▶ Exercise directions:
Retrieve each line that contains the word "RadioBar" from the entries below.

◆ ◆ ◆ ◆

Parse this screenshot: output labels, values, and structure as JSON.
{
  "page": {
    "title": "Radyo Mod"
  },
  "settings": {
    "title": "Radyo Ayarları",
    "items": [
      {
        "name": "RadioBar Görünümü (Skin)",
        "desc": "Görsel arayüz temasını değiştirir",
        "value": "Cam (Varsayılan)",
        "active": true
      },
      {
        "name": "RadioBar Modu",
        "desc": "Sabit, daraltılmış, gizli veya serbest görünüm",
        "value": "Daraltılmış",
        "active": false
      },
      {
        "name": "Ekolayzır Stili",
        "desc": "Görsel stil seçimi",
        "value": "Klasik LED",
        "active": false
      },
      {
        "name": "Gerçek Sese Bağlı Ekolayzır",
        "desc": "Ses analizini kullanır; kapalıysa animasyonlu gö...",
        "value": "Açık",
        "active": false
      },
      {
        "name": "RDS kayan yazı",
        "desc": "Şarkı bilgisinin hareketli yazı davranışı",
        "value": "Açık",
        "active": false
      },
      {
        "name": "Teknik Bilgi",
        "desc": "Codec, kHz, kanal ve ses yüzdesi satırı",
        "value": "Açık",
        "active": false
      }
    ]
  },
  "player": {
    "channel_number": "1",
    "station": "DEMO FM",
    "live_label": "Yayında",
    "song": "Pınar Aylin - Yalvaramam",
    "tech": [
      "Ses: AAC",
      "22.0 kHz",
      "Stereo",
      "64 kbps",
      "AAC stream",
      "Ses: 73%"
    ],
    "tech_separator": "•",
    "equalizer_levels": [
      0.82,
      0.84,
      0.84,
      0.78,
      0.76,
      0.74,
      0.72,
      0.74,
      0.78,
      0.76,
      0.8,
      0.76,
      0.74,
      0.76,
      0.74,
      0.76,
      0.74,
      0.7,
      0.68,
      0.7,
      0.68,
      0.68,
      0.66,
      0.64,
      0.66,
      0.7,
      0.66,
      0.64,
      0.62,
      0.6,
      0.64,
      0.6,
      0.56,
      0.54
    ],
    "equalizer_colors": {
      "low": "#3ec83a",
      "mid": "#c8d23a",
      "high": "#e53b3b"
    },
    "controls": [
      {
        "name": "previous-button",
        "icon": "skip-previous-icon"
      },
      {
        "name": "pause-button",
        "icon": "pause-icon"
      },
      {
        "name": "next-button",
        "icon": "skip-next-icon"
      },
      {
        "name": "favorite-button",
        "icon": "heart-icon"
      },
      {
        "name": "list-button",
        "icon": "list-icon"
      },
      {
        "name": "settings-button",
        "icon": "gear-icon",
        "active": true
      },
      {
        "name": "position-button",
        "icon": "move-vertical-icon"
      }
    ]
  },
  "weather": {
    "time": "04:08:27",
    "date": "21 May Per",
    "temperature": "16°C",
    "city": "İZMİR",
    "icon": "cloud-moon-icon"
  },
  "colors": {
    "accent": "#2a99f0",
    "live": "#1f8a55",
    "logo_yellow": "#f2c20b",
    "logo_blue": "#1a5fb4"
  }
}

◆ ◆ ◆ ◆

▶ Solution below:
        "name": "RadioBar Görünümü (Skin)",
        "name": "RadioBar Modu",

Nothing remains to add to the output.